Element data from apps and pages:

═══

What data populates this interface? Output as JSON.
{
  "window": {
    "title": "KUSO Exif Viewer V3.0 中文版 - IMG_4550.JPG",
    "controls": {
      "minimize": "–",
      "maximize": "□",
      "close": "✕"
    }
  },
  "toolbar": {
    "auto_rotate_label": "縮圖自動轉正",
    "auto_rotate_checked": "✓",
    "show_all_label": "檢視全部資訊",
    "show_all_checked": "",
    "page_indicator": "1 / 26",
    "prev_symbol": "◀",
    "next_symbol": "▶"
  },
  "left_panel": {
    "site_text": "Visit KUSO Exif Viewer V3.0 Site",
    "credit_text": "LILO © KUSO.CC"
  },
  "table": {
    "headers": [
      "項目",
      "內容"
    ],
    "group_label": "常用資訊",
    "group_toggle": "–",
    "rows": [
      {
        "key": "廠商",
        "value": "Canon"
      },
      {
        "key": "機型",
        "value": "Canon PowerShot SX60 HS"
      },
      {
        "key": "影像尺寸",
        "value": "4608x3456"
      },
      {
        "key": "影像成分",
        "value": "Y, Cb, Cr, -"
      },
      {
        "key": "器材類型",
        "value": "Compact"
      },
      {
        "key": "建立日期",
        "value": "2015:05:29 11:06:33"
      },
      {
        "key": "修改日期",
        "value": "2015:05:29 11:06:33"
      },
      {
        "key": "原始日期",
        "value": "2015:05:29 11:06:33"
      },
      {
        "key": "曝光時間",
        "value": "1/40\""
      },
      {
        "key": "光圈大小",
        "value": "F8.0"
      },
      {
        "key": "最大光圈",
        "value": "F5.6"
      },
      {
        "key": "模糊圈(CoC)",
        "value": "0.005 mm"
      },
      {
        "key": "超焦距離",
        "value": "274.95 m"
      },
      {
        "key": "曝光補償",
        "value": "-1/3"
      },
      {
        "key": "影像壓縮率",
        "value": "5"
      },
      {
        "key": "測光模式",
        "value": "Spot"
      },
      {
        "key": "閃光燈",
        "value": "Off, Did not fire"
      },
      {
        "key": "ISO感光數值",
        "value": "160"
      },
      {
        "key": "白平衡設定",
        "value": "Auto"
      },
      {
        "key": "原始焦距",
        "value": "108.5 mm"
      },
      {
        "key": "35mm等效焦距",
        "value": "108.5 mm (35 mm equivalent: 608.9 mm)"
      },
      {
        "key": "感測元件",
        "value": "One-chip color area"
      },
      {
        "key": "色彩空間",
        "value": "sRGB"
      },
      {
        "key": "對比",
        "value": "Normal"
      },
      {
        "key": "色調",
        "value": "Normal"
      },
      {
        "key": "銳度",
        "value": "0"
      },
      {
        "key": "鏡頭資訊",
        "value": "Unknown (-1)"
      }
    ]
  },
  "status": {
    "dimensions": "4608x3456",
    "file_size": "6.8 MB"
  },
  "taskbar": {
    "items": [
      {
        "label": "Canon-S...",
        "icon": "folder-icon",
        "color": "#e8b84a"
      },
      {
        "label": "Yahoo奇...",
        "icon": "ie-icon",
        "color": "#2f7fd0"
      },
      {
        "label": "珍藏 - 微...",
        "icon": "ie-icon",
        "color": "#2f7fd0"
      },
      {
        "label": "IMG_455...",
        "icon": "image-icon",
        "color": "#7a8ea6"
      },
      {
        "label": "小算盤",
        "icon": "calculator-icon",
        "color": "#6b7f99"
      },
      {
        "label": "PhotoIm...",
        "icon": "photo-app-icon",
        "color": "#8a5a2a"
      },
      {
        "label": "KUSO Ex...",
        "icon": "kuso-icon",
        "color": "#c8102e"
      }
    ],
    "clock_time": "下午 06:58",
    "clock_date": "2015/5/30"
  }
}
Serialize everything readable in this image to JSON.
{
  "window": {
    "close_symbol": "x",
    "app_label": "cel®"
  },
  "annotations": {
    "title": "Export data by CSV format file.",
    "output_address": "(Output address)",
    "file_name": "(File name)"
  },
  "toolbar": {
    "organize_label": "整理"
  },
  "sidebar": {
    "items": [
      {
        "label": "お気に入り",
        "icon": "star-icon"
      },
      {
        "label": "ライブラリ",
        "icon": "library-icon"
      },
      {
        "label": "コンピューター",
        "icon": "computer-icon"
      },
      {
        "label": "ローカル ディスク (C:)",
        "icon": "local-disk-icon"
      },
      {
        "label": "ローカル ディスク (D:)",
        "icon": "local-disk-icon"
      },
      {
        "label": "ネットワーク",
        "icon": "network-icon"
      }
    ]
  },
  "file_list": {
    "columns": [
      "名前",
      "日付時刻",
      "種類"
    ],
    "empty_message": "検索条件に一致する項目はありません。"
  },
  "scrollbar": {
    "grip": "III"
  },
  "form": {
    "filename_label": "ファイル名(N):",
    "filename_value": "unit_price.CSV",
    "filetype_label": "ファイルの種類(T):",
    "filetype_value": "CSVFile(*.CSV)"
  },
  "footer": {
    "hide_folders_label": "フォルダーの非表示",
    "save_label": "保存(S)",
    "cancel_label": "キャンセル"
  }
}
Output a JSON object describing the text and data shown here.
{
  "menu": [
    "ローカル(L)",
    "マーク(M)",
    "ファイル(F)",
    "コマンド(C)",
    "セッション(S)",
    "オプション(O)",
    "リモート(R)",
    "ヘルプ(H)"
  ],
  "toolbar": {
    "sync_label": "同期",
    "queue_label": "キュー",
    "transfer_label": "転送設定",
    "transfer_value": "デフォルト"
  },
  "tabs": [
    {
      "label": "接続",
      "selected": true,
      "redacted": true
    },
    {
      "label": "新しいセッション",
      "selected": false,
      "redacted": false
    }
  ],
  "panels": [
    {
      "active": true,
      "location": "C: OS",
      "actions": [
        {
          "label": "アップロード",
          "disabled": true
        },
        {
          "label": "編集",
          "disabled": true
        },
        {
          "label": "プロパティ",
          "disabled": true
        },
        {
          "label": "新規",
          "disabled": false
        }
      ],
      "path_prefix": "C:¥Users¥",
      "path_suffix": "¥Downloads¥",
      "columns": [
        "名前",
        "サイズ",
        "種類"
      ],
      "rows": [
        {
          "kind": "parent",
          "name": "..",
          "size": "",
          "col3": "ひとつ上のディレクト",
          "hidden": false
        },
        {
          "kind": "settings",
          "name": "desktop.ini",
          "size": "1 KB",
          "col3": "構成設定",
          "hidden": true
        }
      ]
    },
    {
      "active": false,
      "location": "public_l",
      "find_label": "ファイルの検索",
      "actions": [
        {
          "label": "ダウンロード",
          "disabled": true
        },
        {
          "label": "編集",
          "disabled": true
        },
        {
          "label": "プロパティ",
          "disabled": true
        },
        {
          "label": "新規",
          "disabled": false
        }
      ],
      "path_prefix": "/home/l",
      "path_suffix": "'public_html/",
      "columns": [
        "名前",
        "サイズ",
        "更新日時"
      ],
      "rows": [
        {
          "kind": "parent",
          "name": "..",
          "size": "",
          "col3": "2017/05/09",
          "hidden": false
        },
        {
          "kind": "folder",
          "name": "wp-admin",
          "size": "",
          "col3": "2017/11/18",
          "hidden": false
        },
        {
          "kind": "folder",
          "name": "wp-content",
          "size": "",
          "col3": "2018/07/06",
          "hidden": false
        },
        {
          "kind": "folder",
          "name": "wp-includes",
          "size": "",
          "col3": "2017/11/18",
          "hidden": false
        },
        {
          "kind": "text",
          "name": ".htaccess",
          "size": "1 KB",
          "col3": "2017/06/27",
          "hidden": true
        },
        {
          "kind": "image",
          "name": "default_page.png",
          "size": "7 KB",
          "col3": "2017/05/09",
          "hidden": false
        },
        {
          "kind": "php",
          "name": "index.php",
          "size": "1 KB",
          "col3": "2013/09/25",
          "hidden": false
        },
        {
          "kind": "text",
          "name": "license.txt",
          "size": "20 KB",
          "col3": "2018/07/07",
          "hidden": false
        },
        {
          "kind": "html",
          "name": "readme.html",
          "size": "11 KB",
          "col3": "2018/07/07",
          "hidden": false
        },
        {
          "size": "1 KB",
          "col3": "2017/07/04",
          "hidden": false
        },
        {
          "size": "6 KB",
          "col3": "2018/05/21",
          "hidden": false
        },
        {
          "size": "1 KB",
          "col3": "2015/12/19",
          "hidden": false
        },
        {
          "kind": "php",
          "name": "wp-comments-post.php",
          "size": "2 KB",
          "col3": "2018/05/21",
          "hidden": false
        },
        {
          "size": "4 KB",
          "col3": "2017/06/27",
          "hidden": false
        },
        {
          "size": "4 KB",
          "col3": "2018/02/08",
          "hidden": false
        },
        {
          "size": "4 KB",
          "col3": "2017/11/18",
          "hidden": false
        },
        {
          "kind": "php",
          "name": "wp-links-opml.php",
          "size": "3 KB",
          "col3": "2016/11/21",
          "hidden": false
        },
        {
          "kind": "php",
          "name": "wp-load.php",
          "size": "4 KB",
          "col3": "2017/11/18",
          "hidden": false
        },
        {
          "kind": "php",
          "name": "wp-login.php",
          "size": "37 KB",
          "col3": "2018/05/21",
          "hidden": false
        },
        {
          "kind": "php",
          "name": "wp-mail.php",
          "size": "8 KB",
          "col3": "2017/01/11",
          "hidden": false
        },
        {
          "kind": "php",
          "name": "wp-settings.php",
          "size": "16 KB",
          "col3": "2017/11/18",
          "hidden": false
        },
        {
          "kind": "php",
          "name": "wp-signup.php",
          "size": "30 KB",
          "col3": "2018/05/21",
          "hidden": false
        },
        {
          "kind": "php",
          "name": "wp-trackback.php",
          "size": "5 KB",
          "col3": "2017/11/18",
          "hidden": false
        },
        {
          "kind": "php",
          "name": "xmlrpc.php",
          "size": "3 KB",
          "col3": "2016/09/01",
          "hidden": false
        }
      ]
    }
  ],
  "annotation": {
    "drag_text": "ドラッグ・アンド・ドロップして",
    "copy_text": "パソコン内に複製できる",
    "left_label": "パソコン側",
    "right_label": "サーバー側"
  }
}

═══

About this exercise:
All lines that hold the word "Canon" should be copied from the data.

Written response:
        "value": "Canon"
        "value": "Canon PowerShot SX60 HS"
        "label": "Canon-S...",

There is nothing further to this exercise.